The years-long search to bring an independent grocery store to Long Beach took a large step toward becoming a reality last week after the organizers behind the Long Beach Grocery Co-op announced they had found a tentative location.
Damon Lawrence, the executive director of the co-op, told the Post that the group has entered into a memorandum of understanding with Century Housing to occupy a bottom-floor unit of The Beacon housing development that was recently completed at the intersection of Long Beach Boulevard and Anaheim Street.
The Beacon is one of the most recent city efforts to build affordable housing near the Downtown core. The $80 million project includes two structures, Beacon Place and Beacon Pointe, with 121 affordable senior units and 39 supportive housing units. It could also soon hold the city’s first grocery co-op.
Lawrence said he’s excited about the potential partnership because one the group’s key goals was to provide quality, affordable groceries to areas of town that are in “food deserts” where fresh, healthy foods are scarce. While the group had scouted locations across the city, Lawrence said the Beacon is an ideal fit for what the co-op hopes to represent.
“We’re not in a location where people already have full access,” Lawrence said of the potential of being located at The Beacon. “The accessibility to Downtown and how Downtown is being developed and them not having this type of grocery store close to them, they would be able to just get on the metro, go shop and go home via the Metro.”

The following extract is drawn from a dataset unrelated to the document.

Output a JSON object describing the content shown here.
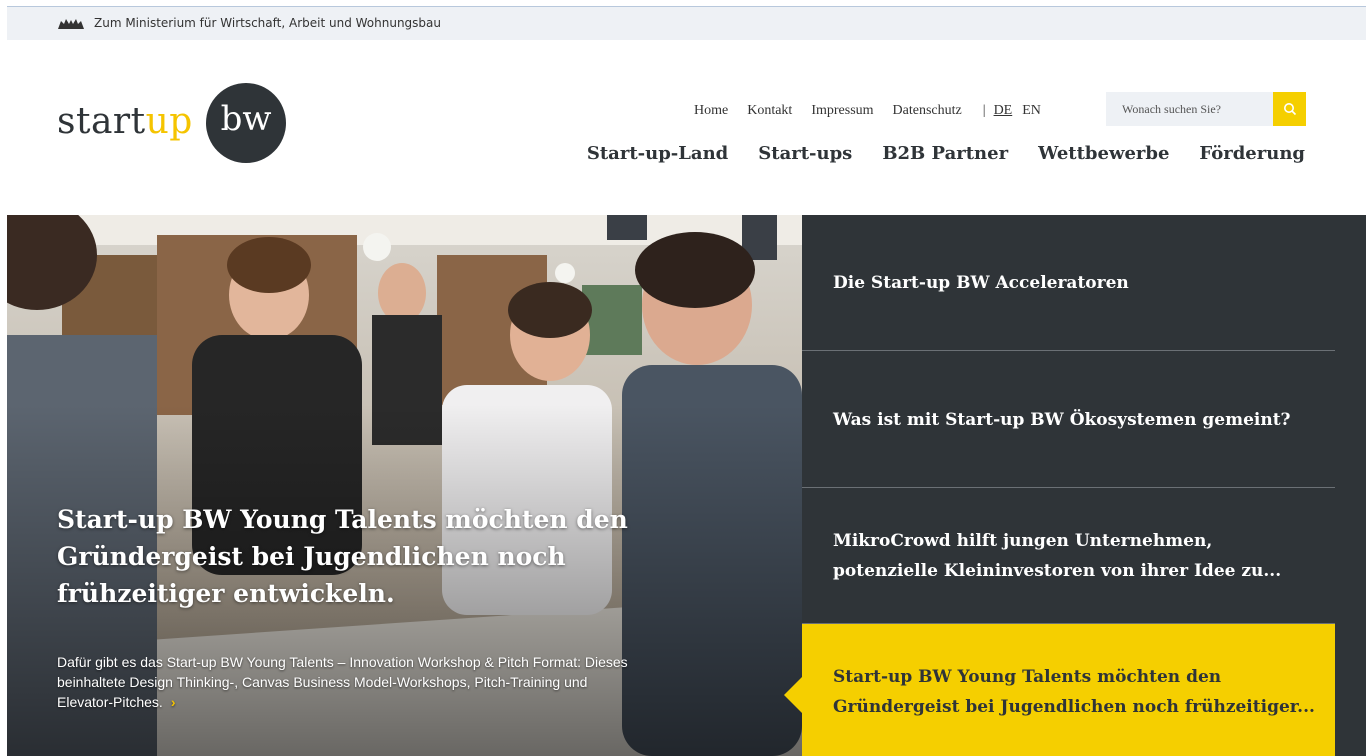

But first the co-op has a lot of work to do.
It must double its current membership from about 400 members to 800 members and it has just four months to accomplish that. Becoming a member of the co-op will cost someone $250, a total that the group allows to be paid over a span of time or in one lump sum.

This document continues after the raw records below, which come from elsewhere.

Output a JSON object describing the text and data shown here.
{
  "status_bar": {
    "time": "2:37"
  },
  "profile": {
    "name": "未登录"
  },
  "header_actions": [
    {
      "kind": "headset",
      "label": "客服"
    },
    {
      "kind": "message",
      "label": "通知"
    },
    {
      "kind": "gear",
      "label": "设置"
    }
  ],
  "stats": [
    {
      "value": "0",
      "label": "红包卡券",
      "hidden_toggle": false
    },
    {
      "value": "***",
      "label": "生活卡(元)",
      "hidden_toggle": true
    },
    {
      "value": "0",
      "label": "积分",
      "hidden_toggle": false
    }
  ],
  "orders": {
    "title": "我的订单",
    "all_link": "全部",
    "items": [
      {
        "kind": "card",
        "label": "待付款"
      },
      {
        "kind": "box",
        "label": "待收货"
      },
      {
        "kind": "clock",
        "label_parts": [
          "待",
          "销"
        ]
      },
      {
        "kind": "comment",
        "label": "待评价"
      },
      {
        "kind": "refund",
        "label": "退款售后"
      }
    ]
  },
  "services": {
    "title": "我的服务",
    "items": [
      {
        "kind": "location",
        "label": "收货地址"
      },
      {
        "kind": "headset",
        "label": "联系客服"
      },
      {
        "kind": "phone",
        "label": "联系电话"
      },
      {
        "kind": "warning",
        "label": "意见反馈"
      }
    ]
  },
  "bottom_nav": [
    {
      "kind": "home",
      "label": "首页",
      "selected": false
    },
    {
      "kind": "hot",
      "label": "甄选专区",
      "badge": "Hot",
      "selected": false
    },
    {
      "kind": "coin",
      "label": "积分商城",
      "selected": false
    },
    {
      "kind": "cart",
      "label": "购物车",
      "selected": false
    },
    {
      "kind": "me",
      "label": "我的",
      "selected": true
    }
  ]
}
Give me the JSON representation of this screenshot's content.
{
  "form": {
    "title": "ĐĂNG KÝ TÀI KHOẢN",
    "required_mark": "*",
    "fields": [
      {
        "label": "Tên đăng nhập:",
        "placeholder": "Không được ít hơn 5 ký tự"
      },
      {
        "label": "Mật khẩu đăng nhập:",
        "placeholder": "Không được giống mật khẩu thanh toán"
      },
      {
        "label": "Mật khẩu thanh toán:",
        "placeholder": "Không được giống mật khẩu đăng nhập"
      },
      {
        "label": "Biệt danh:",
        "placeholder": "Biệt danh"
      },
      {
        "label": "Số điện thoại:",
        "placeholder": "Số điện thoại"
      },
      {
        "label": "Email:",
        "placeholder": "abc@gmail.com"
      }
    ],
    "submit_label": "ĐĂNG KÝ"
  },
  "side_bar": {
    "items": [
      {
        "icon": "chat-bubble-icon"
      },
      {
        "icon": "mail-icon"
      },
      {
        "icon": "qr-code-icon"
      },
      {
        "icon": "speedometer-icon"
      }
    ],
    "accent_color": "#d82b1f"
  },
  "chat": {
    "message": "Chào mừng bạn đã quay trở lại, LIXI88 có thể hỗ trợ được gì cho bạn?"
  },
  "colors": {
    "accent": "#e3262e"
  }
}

Members and employees hold shares in the business, with each membership ensuring a vote on issues pertaining to day-to-day operations and on how profits should be spent.
If they’re able to get to 800 members before the mid-June deadline, then it will start another four-month process of gathering capital investments to open the store. The cost is a projected to be $1.4 million, according to Lawrence.
“We know that this is definitely possible,” he said, acknowledging that other co-ops in the country have had to surpass larger capital campaign goals. “We’ll be working on the capital campaign right away. I think in a city the size of Long Beach it shouldn’t be a problem.”
Lawrence said that one of the biggest problems the group had, aside from explaining what a co-op is, was answering the question of where it would be located. Until last week the group had no real definitive answer.
But after a year of negotiations with Century Housing, they were able to strike a tentative agreement where the space will be blocked out for the next four months while the co-op seeks additional members. A representative from Century Housing was not able to be reached for comment.
Lawrence said it’s going to be an “all-out blitz” to double its membership where the co-op will be asking current members to serve as surrogates and recruit additional members.
“What we want people to know is what this means, what it means for Long Beach and what the possibilities are going forward with the co-op and having this kind of business structure in the city which Long Beach is sorely missing,” Lawrence said.